Why would a judge overrule an objection?

It means the judge agrees with the attorney who has objected. That might mean that the question was improper. It might mean that the question was not phrased correctly. It might mean that the attorney was asking a leading question and putting words into the witness’ mouth.

How do you object in court?

Normally, an objection is made by simply saying, “I object,” or, “Objection.” If the reason for the objection is obvious, then the judge may make a ruling without making you explain why you are objecting.

Does sustained mean guilty?

One of the terms you hear in California juvenile delinquency court is “sustained juvenile petition.” Essentially, a sustained juvenile petition is the same thing as a guilty verdict in adult court. … This is analogous to a criminal complain in adult court.

What does it mean when a judge says I will hold you in contempt?

: considered by the court to have broken the law by disobeying or disrespecting the judge He was held in contempt for his outbursts during the trial.

What are three types of objections?

The Three Most Common Objections Made During Trial Testimony
  • Hearsay. A common, if not the most common trial objection to a trial testimony objection is hearsay. …
  • Leading. A close second objection is to leading questions. …
  • Relevancy.
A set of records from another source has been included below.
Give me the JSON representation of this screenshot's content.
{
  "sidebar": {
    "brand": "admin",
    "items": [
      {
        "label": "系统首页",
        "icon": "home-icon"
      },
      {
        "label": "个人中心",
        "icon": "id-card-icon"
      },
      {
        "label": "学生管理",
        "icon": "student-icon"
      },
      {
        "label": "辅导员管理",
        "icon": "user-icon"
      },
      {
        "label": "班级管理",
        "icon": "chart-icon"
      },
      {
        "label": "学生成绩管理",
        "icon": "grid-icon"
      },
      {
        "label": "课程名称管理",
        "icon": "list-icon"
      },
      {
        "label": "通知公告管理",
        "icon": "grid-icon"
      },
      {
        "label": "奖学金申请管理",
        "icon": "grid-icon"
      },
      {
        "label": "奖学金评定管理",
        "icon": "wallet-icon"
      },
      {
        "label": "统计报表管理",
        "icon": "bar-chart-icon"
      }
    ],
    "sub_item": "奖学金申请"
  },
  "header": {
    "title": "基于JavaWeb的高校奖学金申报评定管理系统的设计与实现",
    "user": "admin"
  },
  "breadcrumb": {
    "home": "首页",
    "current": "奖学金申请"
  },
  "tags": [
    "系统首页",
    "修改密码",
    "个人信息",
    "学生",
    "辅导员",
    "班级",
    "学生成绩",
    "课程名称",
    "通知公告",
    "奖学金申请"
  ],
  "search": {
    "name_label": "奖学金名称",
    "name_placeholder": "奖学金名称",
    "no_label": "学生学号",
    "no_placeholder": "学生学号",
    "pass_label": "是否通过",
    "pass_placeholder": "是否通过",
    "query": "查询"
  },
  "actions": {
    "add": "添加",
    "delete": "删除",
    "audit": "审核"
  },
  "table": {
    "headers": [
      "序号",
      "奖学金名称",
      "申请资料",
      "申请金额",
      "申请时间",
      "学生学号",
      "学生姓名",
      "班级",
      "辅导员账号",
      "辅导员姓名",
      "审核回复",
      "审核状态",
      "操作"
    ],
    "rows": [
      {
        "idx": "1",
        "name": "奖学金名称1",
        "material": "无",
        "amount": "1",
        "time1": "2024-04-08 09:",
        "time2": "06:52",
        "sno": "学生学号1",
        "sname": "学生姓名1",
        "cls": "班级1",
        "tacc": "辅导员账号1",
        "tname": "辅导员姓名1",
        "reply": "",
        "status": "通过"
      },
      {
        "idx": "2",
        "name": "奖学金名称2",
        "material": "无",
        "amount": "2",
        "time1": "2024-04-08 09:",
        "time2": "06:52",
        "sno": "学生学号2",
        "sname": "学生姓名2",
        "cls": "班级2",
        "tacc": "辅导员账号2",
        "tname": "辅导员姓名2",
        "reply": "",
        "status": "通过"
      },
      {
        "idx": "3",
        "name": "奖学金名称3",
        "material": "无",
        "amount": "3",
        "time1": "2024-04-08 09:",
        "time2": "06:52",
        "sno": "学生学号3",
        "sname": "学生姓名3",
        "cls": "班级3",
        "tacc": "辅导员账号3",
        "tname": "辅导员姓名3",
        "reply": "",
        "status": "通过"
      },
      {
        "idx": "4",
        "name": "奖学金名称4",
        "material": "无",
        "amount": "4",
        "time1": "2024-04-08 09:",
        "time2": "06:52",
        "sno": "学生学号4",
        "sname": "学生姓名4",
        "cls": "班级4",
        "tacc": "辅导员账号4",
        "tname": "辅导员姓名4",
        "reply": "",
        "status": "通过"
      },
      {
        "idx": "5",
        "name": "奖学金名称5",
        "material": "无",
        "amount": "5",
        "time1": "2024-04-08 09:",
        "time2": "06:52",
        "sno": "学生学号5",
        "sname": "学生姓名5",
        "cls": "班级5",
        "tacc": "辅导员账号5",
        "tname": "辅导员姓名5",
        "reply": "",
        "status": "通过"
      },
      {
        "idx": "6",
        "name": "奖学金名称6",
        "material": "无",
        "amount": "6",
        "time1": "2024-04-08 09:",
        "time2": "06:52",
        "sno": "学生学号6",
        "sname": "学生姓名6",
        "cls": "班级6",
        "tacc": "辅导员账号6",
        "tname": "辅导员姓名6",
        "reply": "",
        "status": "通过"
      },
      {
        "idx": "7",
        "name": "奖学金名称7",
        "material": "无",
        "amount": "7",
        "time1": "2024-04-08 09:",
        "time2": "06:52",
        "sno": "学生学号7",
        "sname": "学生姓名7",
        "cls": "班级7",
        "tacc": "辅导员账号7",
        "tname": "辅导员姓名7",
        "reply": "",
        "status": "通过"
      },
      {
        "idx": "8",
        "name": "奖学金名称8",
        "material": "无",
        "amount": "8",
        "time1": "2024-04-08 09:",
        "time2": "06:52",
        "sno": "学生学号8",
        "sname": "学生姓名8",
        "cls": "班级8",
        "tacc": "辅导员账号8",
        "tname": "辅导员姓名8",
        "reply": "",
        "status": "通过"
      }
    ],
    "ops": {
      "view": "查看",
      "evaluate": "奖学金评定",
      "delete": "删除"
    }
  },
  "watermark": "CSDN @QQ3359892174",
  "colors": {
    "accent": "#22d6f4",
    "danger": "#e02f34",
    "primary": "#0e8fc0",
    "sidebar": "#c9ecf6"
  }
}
The last of the three (3) of the most common objections is relevancy.

What should you not say in court?

Things You Should Not Say in Court
  • Do Not Memorize What You Will Say. …
  • Do Not Talk About the Case. …
  • Do Not Become Angry. …
  • Do Not Exaggerate. …
  • Avoid Statements That Cannot Be Amended. …
  • Do Not Volunteer Information. …
  • Do Not Talk About Your Testimony.

How do you impress a judge in court?
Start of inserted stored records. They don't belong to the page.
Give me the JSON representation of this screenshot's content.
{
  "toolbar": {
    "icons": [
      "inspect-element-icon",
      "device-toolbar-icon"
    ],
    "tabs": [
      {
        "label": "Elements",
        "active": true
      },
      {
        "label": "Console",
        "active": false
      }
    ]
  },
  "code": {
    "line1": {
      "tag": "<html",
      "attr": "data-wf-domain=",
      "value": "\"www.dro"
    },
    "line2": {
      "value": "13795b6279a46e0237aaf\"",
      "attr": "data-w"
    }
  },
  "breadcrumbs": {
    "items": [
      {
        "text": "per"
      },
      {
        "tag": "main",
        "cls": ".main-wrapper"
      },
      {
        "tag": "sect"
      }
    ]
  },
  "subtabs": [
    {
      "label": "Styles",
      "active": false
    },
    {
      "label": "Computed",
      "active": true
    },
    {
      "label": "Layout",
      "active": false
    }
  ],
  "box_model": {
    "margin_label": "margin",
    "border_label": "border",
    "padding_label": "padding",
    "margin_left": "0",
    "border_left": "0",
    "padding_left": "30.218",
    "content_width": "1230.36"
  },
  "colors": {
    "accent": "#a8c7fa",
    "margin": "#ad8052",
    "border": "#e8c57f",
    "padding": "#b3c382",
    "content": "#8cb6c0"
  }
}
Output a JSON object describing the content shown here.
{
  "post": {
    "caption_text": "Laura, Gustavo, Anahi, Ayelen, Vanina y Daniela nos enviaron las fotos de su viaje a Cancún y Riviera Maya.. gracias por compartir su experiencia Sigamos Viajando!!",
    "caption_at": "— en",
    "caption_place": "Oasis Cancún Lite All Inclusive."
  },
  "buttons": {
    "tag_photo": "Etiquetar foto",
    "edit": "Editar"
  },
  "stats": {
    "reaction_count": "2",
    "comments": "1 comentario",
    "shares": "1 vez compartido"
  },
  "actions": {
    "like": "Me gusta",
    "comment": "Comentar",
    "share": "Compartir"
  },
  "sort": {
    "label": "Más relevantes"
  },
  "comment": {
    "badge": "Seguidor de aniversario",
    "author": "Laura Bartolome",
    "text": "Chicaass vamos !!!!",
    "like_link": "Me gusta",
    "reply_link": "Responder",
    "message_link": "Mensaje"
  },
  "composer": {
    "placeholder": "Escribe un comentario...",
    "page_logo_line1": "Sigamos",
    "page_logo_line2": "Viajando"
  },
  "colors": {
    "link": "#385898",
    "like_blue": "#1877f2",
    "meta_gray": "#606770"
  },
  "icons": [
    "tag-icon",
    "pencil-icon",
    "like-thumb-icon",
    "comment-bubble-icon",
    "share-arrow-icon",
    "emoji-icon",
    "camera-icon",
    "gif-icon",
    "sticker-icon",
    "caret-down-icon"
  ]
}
Courtroom Behavior

Behave in a calm, professional manner — don’t let your emotions get the best of you. When the judge speaks to you, look her in the eye and reply in a respectful tone. Stand up when addressing the court. Get to the point quickly when presenting your facts.

How do lawyers prepare for a case?

Learn a few successful trial strategies not found in textbooks
  1. Prepare a “to do” list. …
  2. Visit the courtroom. …
  3. Read everything. …
  4. Develop your theme. …
  5. Prepare your jury instructions. …
  6. Prepare witness outlines, not questions. …
  7. Anticipate evidentiary issues. …
  8. Use of effective demonstrative aids.

Can Supreme Court make laws?

Law and order are the prerogatives of the government, but the Constitution of India also provides that if the government is not able to handle the law and order, the Supreme Court can intervene. … Therefore, the Supreme Court can make the final interpretation of the laws.

Can the Supreme Court be overruled?

When the Supreme Court rules on a constitutional issue, that judgment is virtually final; its decisions can be altered only by the rarely used procedure of constitutional amendment or by a new ruling of the Court.

Is Supreme Court higher than high court?

As the name suggests, Supreme Court is the apex judicial body located in the New Delhi, India. It is the highest court of redressal and final court of appeal under Indian Constitution. It has more power than the High Court of a state.

Who can overrule a judges decision?

The supreme court can overrule a Court of Appeals decision. Trials are heard with a 12-member jury and usually one or two alternate jurors. But a judge may preside without a jury if the dispute is a question of law rather than fact.

Can precedent be overruled?

How Do Precedents Lose Their Binding Effect? In the federal system, the Supreme Court may overturn its own precedent. The courts of appeals may do so at the panel level based upon an intervening Supreme Court decision or by the full court of appeals sitting “en banc” in plenary session.

Can the High court overrule itself?

notwithstanding the fact that the Court has regarded itself as free to overrule its previous decisions for a considerably longer period than its English counterpart has.

Who can overrule a statute law?

Parliament
An Act of Parliament will override and replace the common law, if that is the intention of Parliament.

See more articles in category: Education